_Brief_
Your reply should hold only the lines from the records below where "parents" occurs.

_Study material_
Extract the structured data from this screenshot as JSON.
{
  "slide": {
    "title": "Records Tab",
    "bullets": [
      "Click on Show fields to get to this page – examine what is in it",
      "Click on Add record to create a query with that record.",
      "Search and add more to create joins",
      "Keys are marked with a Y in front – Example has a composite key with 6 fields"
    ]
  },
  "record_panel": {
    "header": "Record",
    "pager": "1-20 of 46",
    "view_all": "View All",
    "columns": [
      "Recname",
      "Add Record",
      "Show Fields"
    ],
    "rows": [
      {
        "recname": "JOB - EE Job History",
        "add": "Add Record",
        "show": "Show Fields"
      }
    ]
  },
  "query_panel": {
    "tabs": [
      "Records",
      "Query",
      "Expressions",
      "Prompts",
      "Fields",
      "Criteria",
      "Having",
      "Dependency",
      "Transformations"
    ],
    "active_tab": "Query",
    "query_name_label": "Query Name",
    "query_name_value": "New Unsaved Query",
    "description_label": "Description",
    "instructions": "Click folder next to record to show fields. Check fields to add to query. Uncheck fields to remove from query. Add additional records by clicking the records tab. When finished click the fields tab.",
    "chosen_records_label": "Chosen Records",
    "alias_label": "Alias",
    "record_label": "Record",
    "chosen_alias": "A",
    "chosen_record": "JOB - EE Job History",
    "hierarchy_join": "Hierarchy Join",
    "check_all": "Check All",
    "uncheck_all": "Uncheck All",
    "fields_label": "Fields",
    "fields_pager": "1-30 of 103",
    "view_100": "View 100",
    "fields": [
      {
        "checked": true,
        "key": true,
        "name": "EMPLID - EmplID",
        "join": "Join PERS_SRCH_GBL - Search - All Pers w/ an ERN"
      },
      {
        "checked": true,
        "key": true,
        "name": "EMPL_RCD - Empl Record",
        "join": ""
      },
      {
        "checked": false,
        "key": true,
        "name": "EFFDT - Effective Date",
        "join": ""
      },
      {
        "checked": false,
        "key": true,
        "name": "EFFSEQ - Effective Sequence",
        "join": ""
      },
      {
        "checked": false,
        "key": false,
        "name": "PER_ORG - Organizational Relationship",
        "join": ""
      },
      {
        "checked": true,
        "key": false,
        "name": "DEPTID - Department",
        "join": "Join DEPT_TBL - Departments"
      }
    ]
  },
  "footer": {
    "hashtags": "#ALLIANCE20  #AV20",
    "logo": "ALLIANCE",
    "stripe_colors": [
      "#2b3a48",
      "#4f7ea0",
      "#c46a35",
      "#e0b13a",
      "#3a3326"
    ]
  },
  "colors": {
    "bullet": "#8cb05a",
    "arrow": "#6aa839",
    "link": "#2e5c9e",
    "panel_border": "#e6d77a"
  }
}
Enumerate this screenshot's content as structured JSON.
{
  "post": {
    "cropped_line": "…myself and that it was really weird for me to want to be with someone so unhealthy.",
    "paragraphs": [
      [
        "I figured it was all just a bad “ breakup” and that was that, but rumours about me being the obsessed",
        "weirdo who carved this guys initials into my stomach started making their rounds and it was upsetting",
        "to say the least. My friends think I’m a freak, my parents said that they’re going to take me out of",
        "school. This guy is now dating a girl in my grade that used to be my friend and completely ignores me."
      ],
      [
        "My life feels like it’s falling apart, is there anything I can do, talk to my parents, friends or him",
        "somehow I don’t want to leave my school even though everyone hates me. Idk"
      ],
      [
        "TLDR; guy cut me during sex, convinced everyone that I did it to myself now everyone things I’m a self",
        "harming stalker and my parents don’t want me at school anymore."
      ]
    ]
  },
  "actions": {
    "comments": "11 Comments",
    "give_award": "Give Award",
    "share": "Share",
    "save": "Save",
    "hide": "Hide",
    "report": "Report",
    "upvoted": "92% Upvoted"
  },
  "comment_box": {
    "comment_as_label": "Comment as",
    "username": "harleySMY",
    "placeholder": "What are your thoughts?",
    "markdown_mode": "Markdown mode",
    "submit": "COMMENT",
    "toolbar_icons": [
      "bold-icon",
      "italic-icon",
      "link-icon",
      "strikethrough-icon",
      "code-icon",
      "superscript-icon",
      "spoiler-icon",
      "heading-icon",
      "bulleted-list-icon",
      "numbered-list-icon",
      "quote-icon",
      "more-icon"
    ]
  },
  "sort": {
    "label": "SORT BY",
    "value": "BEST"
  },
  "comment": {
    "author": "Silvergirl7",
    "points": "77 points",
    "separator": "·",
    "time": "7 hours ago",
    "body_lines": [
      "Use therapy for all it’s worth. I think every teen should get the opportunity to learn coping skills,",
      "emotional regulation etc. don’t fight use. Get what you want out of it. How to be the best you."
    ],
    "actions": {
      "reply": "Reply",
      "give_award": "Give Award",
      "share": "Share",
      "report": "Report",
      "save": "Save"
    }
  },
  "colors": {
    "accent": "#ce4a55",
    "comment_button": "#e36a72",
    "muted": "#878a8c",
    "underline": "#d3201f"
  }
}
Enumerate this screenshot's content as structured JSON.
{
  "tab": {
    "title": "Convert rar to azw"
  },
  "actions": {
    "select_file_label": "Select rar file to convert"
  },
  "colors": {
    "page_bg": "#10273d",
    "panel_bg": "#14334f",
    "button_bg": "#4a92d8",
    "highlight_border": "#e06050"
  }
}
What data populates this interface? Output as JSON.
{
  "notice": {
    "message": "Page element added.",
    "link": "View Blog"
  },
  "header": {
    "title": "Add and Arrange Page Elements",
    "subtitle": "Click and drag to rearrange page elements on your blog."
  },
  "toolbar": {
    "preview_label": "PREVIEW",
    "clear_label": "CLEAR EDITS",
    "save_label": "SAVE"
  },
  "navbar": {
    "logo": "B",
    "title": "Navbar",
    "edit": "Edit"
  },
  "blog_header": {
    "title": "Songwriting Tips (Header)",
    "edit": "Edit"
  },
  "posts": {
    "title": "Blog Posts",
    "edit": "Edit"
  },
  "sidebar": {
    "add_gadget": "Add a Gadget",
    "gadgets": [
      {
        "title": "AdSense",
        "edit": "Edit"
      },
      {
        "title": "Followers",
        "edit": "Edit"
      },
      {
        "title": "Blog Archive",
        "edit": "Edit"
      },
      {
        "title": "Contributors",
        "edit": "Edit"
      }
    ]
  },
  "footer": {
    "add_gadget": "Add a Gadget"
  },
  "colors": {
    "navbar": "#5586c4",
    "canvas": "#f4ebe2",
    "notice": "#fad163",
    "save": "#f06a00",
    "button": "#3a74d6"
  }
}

_Result of this task_
        "to say the least. My friends think I’m a freak, my parents said that they’re going to take me out of",
        "My life feels like it’s falling apart, is there anything I can do, talk to my parents, friends or him",
        "harming stalker and my parents don’t want me at school anymore."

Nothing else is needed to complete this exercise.